= Beginning of Section =

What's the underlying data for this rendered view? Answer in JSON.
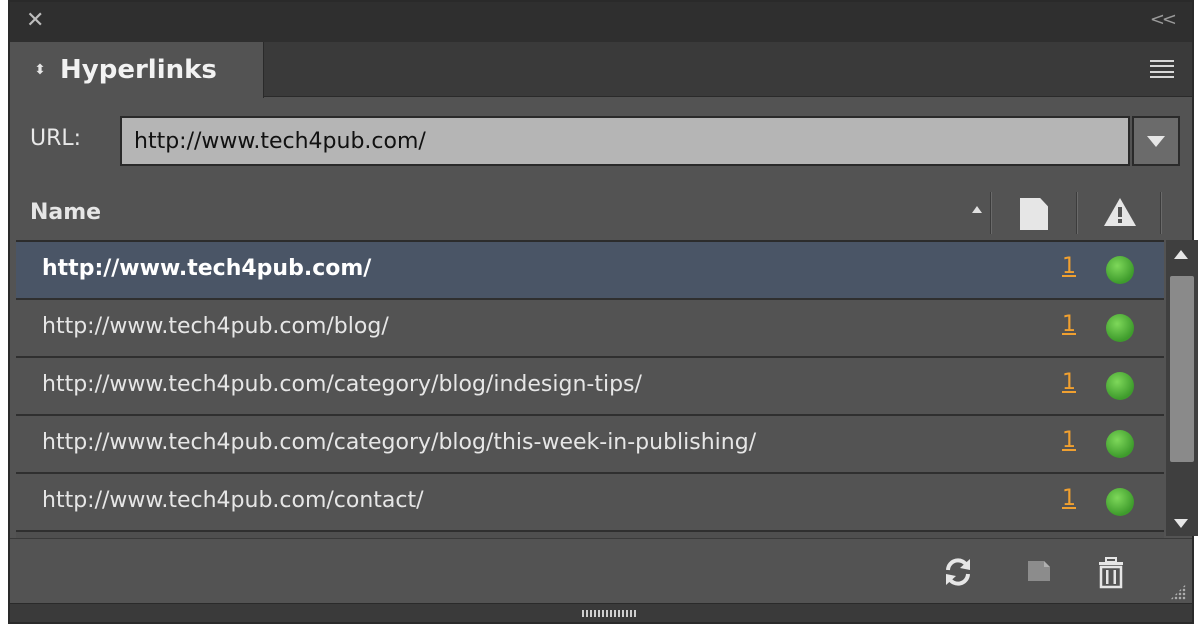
{
  "panel": {
    "close_symbol": "✕",
    "collapse_symbol": "<<",
    "tab_label": "Hyperlinks",
    "tab_arrows": "⬍"
  },
  "url": {
    "label": "URL:",
    "value": "http://www.tech4pub.com/"
  },
  "columns": {
    "name": "Name"
  },
  "hyperlinks": [
    {
      "name": "http://www.tech4pub.com/",
      "count": "1",
      "status": "ok",
      "selected": true
    },
    {
      "name": "http://www.tech4pub.com/blog/",
      "count": "1",
      "status": "ok",
      "selected": false
    },
    {
      "name": "http://www.tech4pub.com/category/blog/indesign-tips/",
      "count": "1",
      "status": "ok",
      "selected": false
    },
    {
      "name": "http://www.tech4pub.com/category/blog/this-week-in-publishing/",
      "count": "1",
      "status": "ok",
      "selected": false
    },
    {
      "name": "http://www.tech4pub.com/contact/",
      "count": "1",
      "status": "ok",
      "selected": false
    }
  ],
  "icons": {
    "menu": "panel-menu-icon",
    "page": "page-icon",
    "warning": "warning-icon",
    "refresh": "refresh-icon",
    "new_hyperlink": "new-hyperlink-icon",
    "delete": "trash-icon"
  },
  "colors": {
    "panel_bg": "#535353",
    "selected_row": "#4a5566",
    "count_link": "#f0a030",
    "status_ok": "#4caf35"
  }
}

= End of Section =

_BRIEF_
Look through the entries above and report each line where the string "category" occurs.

_YOUR RESPONSE_
      "name": "http://www.tech4pub.com/category/blog/indesign-tips/",
      "name": "http://www.tech4pub.com/category/blog/this-week-in-publishing/",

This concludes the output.